Uterine Fibroids Brought About By Common Personal and Household Items


Chemicals called phthalates have been classified as dangerous. Unfortunately, these are found in common household items such as soaps, shampoos, hairsprays, and other consumer goods.
When constantly exposed to these, it can cause uterine fibroids. A new study has seen the long term effects, and while avoiding phthalate exposure altogether is difficult, there are some precautions that you need to take in order to lower the risk.

People are constantly exposed to chemicals that are in numerous household products such as the many brands of soaps and shampoos in the market. This has been linked with a greater risk of uterine fibroids. Now, a new study has been made and this shows evidence that these chemicals called phthalates can actually and directly cause fibroids.

According to the Centers for Disease Control and Prevention (CDC), phthalates have oftentimes been used in consumer and industrial products. Its main purpose is to make plastics more long-lasting as well as help other materials dissolve. Unfortunately, these can also wreak havoc in the endocrine system, the part that is responsible for hormone regulation. Previous studies have associated phthalate exposure to a higher risk of neurological problems in children, asthma, early puberty, pregnancy complications such as preterm birth, infertility, endometriosis, and fibroids.

“These toxic pollutants are everywhere, including food packaging, hair and makeup products, and more, and their usage is not banned,” said Serdar Bulun, MD. He is the chair of the department of obstetrics and gynecology at Northwestern University Feinberg School of Medicine in Chicago. He released a statement recently regarding this.

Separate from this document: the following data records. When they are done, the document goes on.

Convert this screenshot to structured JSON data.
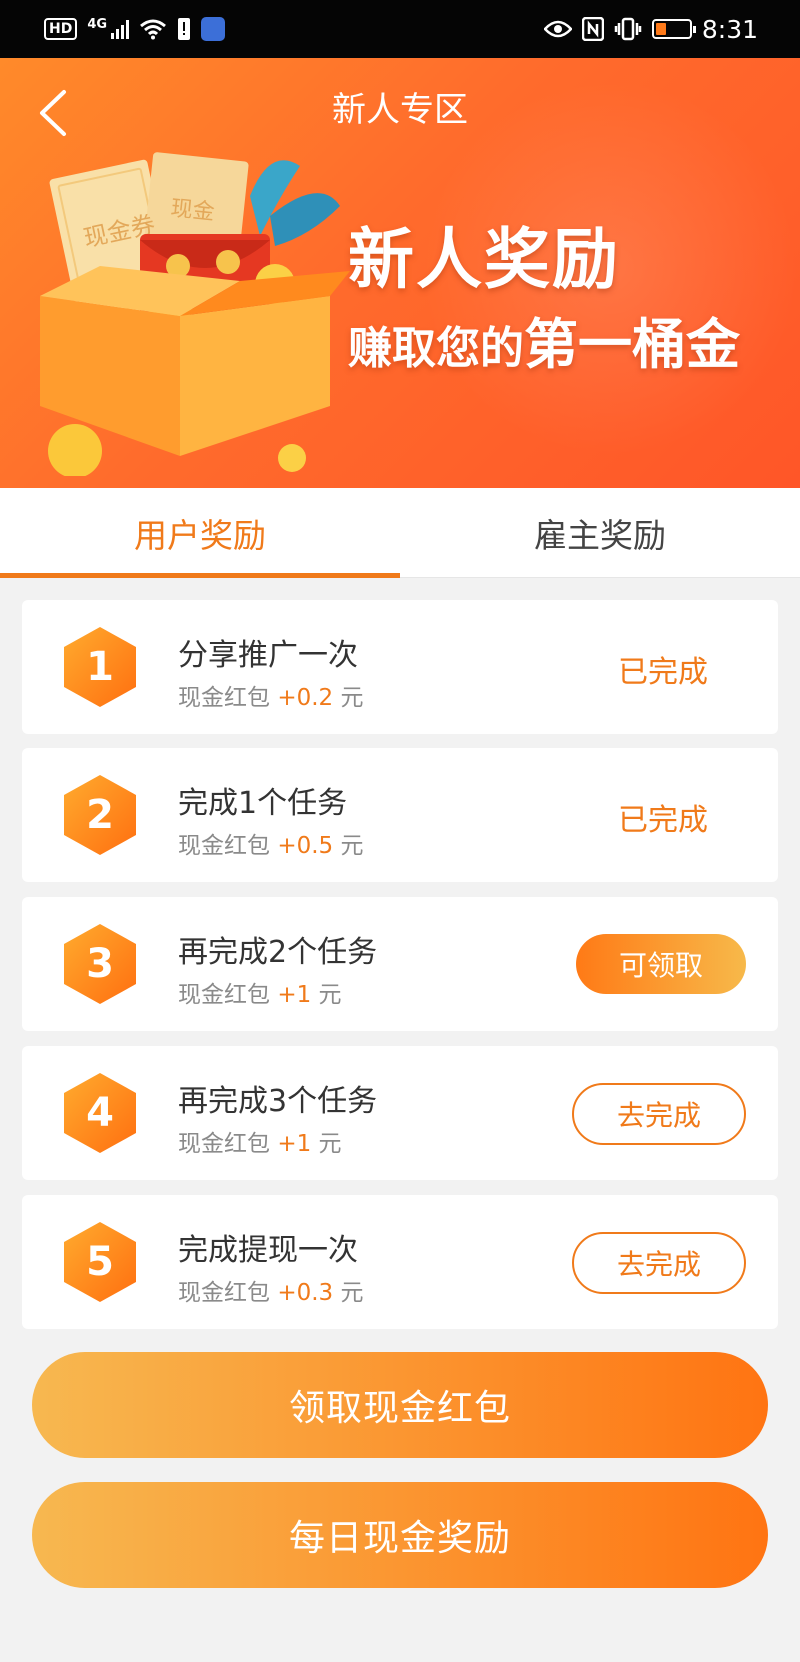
{
  "status_bar": {
    "left_badges": [
      "HD",
      "4G"
    ],
    "time": "8:31",
    "icons": [
      "signal-icon",
      "wifi-icon",
      "alert-icon",
      "music-app-icon",
      "eye-icon",
      "nfc-icon",
      "vibrate-icon",
      "battery-icon"
    ]
  },
  "header": {
    "title": "新人专区",
    "back_icon": "chevron-left-icon"
  },
  "banner": {
    "line1": "新人奖励",
    "line2_prefix": "赚取您的",
    "line2_emphasis": "第一桶金",
    "coupon_text_1": "现金券",
    "coupon_text_2": "现金"
  },
  "tabs": [
    {
      "label": "用户奖励",
      "active": true
    },
    {
      "label": "雇主奖励",
      "active": false
    }
  ],
  "tasks": [
    {
      "num": "1",
      "title": "分享推广一次",
      "sub_prefix": "现金红包",
      "amount": "+0.2",
      "unit": "元",
      "action": "已完成",
      "state": "done"
    },
    {
      "num": "2",
      "title": "完成1个任务",
      "sub_prefix": "现金红包",
      "amount": "+0.5",
      "unit": "元",
      "action": "已完成",
      "state": "done"
    },
    {
      "num": "3",
      "title": "再完成2个任务",
      "sub_prefix": "现金红包",
      "amount": "+1",
      "unit": "元",
      "action": "可领取",
      "state": "claim"
    },
    {
      "num": "4",
      "title": "再完成3个任务",
      "sub_prefix": "现金红包",
      "amount": "+1",
      "unit": "元",
      "action": "去完成",
      "state": "todo"
    },
    {
      "num": "5",
      "title": "完成提现一次",
      "sub_prefix": "现金红包",
      "amount": "+0.3",
      "unit": "元",
      "action": "去完成",
      "state": "todo"
    }
  ],
  "buttons": {
    "claim_cash": "领取现金红包",
    "daily_reward": "每日现金奖励"
  },
  "colors": {
    "accent": "#f07a1a",
    "banner": "#ff6b2c",
    "status_bar": "#050505"
  }
}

Dr. Bulun is also the senior author of the study, which was published today in PNAS. “These are more than simply environmental pollutants. They can cause specific harm to human tissues.”

Uterine fibroids are very common. In fact, around four out of five women will develop these at some point, according to the Mayo Clinic. Many times, they won’t feel the symptoms. However, the number and the size of these fibroids may differ, which means that they bring in a range of symptoms such as heavy menstrual bleeding, unusually long periods, pelvic pain, frequent urination, difficulty emptying the bladder, constipation, backaches, and leg pain. As for the more serious ones, these bring about infertility, miscarriages, uncontrolled or excessive uterine bleeding, and large tumors that oftentimes need invasive surgeries.

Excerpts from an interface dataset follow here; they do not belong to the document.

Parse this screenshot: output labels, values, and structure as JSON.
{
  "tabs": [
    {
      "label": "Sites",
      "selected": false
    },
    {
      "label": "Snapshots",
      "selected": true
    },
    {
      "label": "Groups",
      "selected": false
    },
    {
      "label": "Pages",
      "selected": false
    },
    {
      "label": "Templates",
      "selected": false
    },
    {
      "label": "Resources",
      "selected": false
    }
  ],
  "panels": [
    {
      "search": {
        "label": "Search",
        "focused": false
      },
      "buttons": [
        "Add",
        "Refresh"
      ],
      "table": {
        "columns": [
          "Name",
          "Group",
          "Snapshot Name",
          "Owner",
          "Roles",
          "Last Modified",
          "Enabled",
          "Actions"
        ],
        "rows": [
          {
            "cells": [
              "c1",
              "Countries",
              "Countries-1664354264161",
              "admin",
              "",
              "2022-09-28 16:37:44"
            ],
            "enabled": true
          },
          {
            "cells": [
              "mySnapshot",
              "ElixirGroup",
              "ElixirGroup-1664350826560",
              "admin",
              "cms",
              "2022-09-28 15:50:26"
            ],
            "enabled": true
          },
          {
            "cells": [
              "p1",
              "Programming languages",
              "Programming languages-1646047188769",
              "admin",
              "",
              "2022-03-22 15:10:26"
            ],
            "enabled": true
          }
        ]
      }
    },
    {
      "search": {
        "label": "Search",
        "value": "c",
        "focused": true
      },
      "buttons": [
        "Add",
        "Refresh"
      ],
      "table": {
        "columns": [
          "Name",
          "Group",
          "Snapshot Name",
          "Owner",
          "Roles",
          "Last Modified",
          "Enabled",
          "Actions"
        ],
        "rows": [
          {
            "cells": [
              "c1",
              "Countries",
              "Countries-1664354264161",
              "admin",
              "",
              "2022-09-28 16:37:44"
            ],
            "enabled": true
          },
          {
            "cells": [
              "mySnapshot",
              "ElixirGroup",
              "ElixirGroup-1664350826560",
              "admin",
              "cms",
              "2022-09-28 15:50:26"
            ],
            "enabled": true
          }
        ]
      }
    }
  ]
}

In order to establish the link between phthalate exposure and fibroids, scientists exposed uterine tissue samples in a lab. They did this with several different compounds formed as the body breaks down the many kinds of phthalates.

The researchers discovered a solid link between symptomatic uterine fibroids and what’s known as di-(2-ethylhexyl) phthalate (DEHP), which is most of the time used in catheter tubing and other medical devices. It also has been used for several consumer products such as shower curtains, car upholstery, lunch boxes, and shoes.

In the tests conducted, scientists discovered that DEHP activates a hormonal pathway. This, in turn, starts a chain reaction inside cells that make it easier for fibroid tissue to grow, particularly in the uterine lining. The reaction that they observed involved some of the same cellular processes linked to an agent orange exposure during the Vietnam War, which is a toxin that caused reproductive abnormalities for those exposed to it, according to Bulun.

DEHP is actually the most commonly available phthalate, and this has been true for years. Manufacturers use these for food packaging and medical supplies even when there had been proof that connects this chemical to several health issues. DEHP can be gradually released from products into indoor environments. This means that homes, schools, day care centers, offices, and cars have these in the surrounding air. It has also been known to stay on surfaces and floors as it accumulates dust and air.

While avoiding exposure to phthalates isn’t always possible, there are some steps you can take for precaution as this can lower your risk. This was per the California Office of Environmental Health Hazard Assessment.

The following steps can be taken:

  • For elective medical procedures, they need to request devices and equipment free of DEHP. Included here are intravenous solution bags, tubing for dialysis, feeding tubes, oxygen masks, and surgical gloves.
  • Be sure to constantly wash your hands before you prepare food and before you eat.
  • Use a wet mop or vacuum cleaner that has a high-efficiency particulate air (HEPA) filter when you clean your homes.
  • Use a damp cloth when wiping surfaces.